Akutaq (ah-goo-duck), or Eskimo Ice Cream, is a delicacy that Alaskan Natives have enjoyed for thousands of year. Unlike the creamy and dairy-filled version of ice cream, Eskimo Ice Cream is derived from animal fats and oils mixed with berries and occasionally ground fish.
The word Akutaq is actually a Yupik word meaning, "mix it together." This high-calorie concoction kept the hunters energized and healthy while on long expeditions in the cold and dangerous landscape.
Nowadays, Eskimo ice cream is made with Crisco vegetable shortening, and still served at potlatches, funerals, and other celebrations as a desert, snack, or spread.

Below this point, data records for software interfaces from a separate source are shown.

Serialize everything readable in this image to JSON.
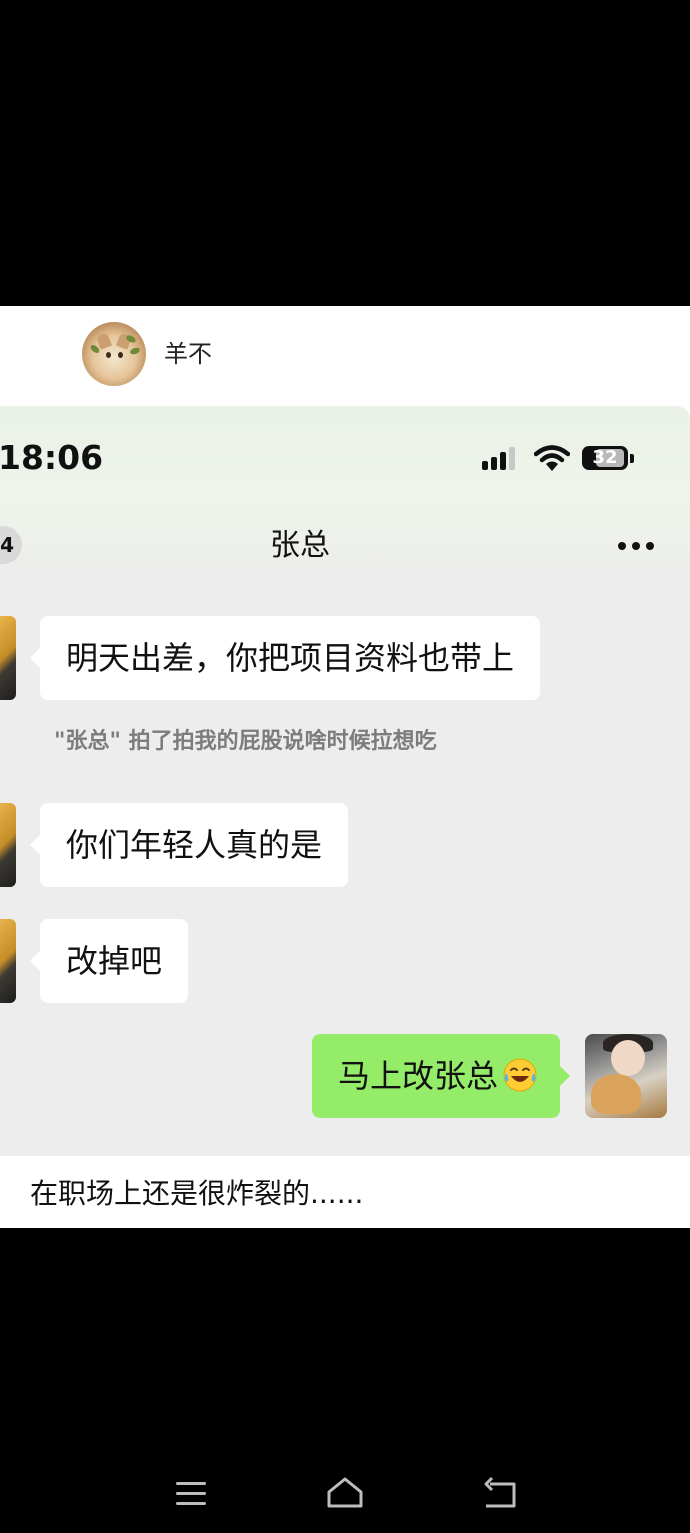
{
  "post": {
    "username": "羊不"
  },
  "chat": {
    "status_time": "18:06",
    "battery_level": "32",
    "back_badge": "4",
    "title": "张总",
    "messages": [
      {
        "from": "other",
        "text": "明天出差，你把项目资料也带上"
      },
      {
        "from": "system",
        "text": "\"张总\" 拍了拍我的屁股说啥时候拉想吃"
      },
      {
        "from": "other",
        "text": "你们年轻人真的是"
      },
      {
        "from": "other",
        "text": "改掉吧"
      },
      {
        "from": "me",
        "text": "马上改张总"
      }
    ]
  },
  "caption": "在职场上还是很炸裂的......",
  "icons": {
    "more": "more-dots-icon",
    "signal": "cellular-signal-icon",
    "wifi": "wifi-icon",
    "battery": "battery-icon",
    "emoji": "laughing-crying-emoji",
    "nav_menu": "menu-icon",
    "nav_home": "home-icon",
    "nav_back": "back-icon"
  },
  "colors": {
    "my_bubble": "#95ec69",
    "other_bubble": "#ffffff",
    "chat_bg": "#ededed"
  }
}
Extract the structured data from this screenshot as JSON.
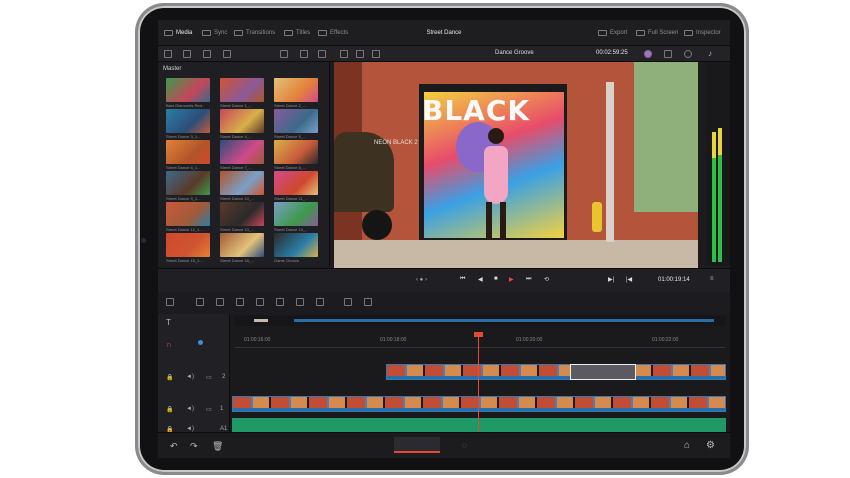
{
  "topbar": {
    "tabs": [
      "Media",
      "Sync",
      "Transitions",
      "Titles",
      "Effects"
    ],
    "project": "Street Dance",
    "right": [
      "Export",
      "Full Screen",
      "Inspector"
    ]
  },
  "toolbar": {
    "timeline_name": "Dance Groove",
    "timecode": "00:02:59:25"
  },
  "media": {
    "folder": "Master",
    "clips": [
      "Bars Diamonds Red..",
      "Street Dance 1_...",
      "Street Dance 2_...",
      "Street Dance 3_1...",
      "Street Dance 4_...",
      "Street Dance 5_...",
      "Street Dance 6_1...",
      "Street Dance 7_...",
      "Street Dance 8_...",
      "Street Dance 9_1...",
      "Street Dance 10_...",
      "Street Dance 11_...",
      "Street Dance 12_1...",
      "Street Dance 13_...",
      "Street Dance 14_...",
      "Street Dance 15_1...",
      "Street Dance 16_...",
      "Game Groove"
    ]
  },
  "viewer": {
    "sign_top": "BLACK",
    "sign_small": "NEON BLACK 2"
  },
  "transport": {
    "timecode": "01:00:19:14"
  },
  "ruler": {
    "marks": [
      "01:00:16:00",
      "01:00:18:00",
      "01:00:20:00",
      "01:00:22:00"
    ]
  },
  "tracks": {
    "labels": [
      "2",
      "1",
      "A1"
    ]
  }
}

Alaskans love to share their traditional foods with the cheekajkos, or Alaskan newcomers—at least those who are brave enough to try it. Below is a modern recipe for this traditional arctic energy bar, if you dare to make it.
#SpoonTip: It is best to choose berries that are in season.
Modern Eskimo Ice Cream
- Prep Time:0
- Cook Time:2 hrs
- Total Time:2 hrs
- 1 cup Crisco Vegetable Shortening
- 1 cup sugar
- 1/2 cup water berry juice or 2 cups loose snow
- 4 cups mixed berries
Slice the Crisco into small pieces then add to a pot over low heat. Stir slowly and constantly until liquid. Never let the mixture get hotter than is comfortable for your hand.
Once the Crisco is melted into a liquid, gradually add in sugar while continuing to stir. Continue until all the sugar is dissolved and liquid.
Once the mixture is all liquid, remove the pot from heat, but continue to stir. Add in 1/4 cup of water (or 1 cup of snow) to the mixture. As the mixture starts to cool it will thicken and get more fluffy and white. Then, add in the other 1/4 cup of water (or 1 cup of snow).
When the mixture is as fluffy and white as you can get it, fold in the berries. Form into desired shape or place in desired container and then put in freezer to firm.
Let sit for 1 hour before serving.